One of the best known, most extraordinary photographs of the heavens ever taken is called the Hubble Deep Field. It was made by pointing the orbiting Hubble telescope, surely one of the greatest achievements in human history, into a tiny segment of space, about 1/30 the area of the full moon, and taking an exposure that lasted ten days. Considering the challenge of keeping the telescope’s view stationary for so long, even as it orbits the earth at a velocity of 17,500 miles per hour, the resulting image—what appears to be thousands of stars, each of which is in reality a constellation containing billions of stars, the constellations all clustered together as they were at the beginning of the universe when their light began its ten-plus billion years travel to the Hubble’s collectors—is arguably the greatest single act of image-making ever achieved.

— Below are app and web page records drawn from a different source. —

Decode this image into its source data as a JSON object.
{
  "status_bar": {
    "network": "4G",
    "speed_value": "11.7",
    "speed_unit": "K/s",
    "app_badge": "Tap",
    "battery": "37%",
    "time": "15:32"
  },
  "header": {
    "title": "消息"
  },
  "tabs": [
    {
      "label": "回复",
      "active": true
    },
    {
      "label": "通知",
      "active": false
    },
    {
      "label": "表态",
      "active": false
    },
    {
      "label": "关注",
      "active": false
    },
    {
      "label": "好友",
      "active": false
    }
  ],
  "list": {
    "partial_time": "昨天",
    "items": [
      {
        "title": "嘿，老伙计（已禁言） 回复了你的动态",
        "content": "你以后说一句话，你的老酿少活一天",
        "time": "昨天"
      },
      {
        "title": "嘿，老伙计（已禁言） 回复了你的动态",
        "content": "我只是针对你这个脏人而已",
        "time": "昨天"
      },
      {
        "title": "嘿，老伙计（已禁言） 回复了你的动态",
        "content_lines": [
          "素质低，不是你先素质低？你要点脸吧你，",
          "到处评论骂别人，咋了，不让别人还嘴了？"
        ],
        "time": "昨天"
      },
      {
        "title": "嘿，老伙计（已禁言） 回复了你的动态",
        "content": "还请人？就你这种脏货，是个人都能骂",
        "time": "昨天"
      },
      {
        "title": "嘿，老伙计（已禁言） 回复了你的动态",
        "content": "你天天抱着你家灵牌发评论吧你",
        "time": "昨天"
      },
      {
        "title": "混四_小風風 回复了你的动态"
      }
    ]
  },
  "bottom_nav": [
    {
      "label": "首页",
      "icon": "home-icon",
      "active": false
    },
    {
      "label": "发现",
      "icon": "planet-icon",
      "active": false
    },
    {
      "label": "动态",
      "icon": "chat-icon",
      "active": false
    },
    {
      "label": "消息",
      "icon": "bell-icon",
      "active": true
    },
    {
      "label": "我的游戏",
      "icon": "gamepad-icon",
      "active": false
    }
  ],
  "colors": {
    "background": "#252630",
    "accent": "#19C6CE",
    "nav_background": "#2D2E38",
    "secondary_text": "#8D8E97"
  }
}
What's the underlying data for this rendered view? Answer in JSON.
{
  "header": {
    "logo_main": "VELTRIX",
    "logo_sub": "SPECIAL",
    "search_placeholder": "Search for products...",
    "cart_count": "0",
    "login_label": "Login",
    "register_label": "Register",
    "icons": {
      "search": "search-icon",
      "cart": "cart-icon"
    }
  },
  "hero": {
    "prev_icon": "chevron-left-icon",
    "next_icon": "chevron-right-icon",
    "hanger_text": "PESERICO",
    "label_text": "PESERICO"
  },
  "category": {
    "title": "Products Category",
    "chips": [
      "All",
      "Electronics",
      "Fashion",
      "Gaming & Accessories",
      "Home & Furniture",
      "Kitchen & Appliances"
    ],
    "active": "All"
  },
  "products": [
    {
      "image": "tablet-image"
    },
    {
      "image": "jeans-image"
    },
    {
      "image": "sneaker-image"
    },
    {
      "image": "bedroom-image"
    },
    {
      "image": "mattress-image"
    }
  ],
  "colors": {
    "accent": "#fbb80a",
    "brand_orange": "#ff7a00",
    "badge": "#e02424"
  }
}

The challenges of keeping a camera stationary for a long exposure are well known to Matthew Allred, twenty-two of whose pinhole camera landscapes, some of which involved exposures far longer than the Hubble Deep Field’s, make up Heliography: The Arc of Time, on view at the Finch Lane Gallery until November 15th. Other than the need, common to both projects, for exposures long enough to gather sufficient light on a photographic emulsion, there seems little in common between Allred’s atmospheric variations on familiar scenes and Hubble’s almost unimaginably strange ones. In fact, when I was introduced to Allred’s work by 15 Bytes Editor Shawn Rossiter, who wrote a succinct and accurate appreciation of the project for the magazine’s blog, my original response was to wonder why the artist hadn’t just painted his works from scratch, rather than limiting himself to what he could produce with a time-consuming technique that fails several times for each successful print. In fact, I later learned that in effect that’s pretty much what he’d done. His combination of cameras of his own invention and challenging chemical manipulation to counter the unavoidable over-exposure of negatives produces a black-and-white image, a kind of scenic skeleton, which Allred then treats creatively with photographers’ toners, in effect tinting the sketch in order to produce a hybrid of painting and photograph.
It turns out that there is a connection, though, on the level of Allred’s intentions. At an artist’s lecture he gave on 18 October, he outlined various ways of thinking about the astronomical circumstances in which his work has taken shape, claiming for each an influence on his art. These included the behavior of objects in time and space, both required in quantities the human mind cannot fathom without intervening metaphors and imaginative leaps that can only bring about appreciation for the impossibility of ever really grasping them. He also had much to say about the gradual development of human knowledge of the universe, of time and distance as inseparable twins, along with such technological feats as photography and navigation with the astrolabe. If Allred proved anything, it was that a single topic, explored without discipline, can be shown to encompass everything.
I don’t usually write reviews in the first person, but in this case I want it clear that what follows is a personal opinion, which readers may choose to reject. When I go to see an artist talk about his art, I expect the principal subject to be the art. When the maker takes advantage of my interest to tell me about his philosophy, his tastes, or his personal life in ways not apparent in, or crucial to, those works, I feel abused. In this case, Allred’s efforts to implicate vast, but ultimately tangential subjects as part of his work’s content could only make that work appear less successful: trivial by comparison. The stately dance of sun, moon, and stars in the heavens has been part of human awareness since prehistory, an essential component of projects including Stonehenge, the Jaipur observatories, and Abu Simbel, as well as humble, yet eloquent petroglyphs left by preliterate peoples all over the world. Allred knows this. We find ourselves bookended by such evocative achievements on one side, and by the awesome precision of our ventures into space—both in person and by mechanical proxies—on the other. The role of art in this remains for the artist to prove.
I really liked Matthew Allred’s nighttime landscapes, and would enjoy extolling their colors and textures, among other virtues. Given the predominance of hand-tinted photos whose artificiality of color is the point, we might discuss the legitimacy of this alternative. I’m also curious to know, briefly, what ideas and previous experiences may have influenced his art. But just because grandiose references have become a necessary ingredient of artistic success doesn’t mean every claim should be taken as proven.
Matthew Allred’s Heliography: The Arc of Time is at Finch Lane Gallery through November 15th. Allred gave an Artist Talk on his work on Friday, October 18th.
Geoff Wichert has degrees in critical writing and creative nonfiction. He writes about art to settle the arguments going on in his head.
Categories: Exhibition Reviews